Gothic Reading Challenge
Okay, so my original list for the Gothic Reading Challenge has pretty much gone out the window. But that’s the beauty of books: they can lead you down mysterious new paths. And few things are more mysterious than Miss Peregrine’s Home for Peculiar Children.
Jacob has grown up listening to his Grandfather Abraham’s fantastical stories of fleeing Poland, thousands of monsters at his heels, to take refuge in a big old house full of peculiar children: a boy who was filled with bees; a girl who could hold fire in her hands; a pair of siblings who could lift boulders over their heads…all watched over by a hawk who smoked a pipe. A lifetime of stories, condensed into a cigar box full of unbelievable photographs.
But are they really just stories? Or are they something more?
A terrible tragedy forces 16-year-old Jacob to travel to a remote island in search of the peculiar children of whom Abraham always spoke. It is there, in a long-abandoned, mostly destroyed, and moldering house that Jacob begins to unravel his grandfather’s past — and the truth is even more unbelievable, and more dangerous, than fiction.
This is such a difficult book to describe, simply because I’ve never come across another like it. Author Ransom Riggs is a collector of old photographs — old, strange photographs. And over the years of digging through bins at garage sales and seeing his friends’ collections, Riggs set out to construct a story just as fantastical as the photos themselves.

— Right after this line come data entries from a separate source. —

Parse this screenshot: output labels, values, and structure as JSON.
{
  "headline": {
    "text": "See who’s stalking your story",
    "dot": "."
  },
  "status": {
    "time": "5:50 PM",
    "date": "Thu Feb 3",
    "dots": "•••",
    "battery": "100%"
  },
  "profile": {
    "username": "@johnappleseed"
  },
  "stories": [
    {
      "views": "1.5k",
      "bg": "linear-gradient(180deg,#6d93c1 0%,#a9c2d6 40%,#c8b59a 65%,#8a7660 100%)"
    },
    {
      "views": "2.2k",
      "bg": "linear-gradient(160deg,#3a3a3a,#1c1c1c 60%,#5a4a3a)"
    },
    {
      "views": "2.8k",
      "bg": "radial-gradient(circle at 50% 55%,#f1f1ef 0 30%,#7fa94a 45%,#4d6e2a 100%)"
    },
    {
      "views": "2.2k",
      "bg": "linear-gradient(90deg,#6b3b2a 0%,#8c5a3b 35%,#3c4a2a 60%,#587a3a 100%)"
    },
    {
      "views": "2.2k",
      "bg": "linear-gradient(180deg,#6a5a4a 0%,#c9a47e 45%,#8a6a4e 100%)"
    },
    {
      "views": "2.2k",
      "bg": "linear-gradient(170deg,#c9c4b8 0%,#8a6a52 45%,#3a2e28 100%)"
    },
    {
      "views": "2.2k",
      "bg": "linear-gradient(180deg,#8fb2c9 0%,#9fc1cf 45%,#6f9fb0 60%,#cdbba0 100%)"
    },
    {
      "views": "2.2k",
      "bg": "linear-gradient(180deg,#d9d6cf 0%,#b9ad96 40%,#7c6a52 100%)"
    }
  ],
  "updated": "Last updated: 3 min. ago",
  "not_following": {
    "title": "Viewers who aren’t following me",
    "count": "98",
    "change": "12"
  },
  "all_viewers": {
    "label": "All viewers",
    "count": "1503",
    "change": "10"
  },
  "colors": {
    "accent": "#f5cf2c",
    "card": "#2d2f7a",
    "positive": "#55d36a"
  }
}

Miss Peregrine’s Home for Peculiar Children is whimsical, stunning, full of unexpected twists, fantastical characters, and—of course—lots of photographs, which range from a little whacky to downright unbelievable. All are beautiful.
Riggs’ world is carefully designed and amazingly detailed, full of descriptions which both delight and horrify. I was rooting for Jacob all the way, and I have a special place in my heart for Olive.
If you haven’t heard of this book, or weren’t planning on picking it up, put it on your TBR list — it’s amazing.
The Gothic element
Let’s let the book trailer speak for itself, shall we?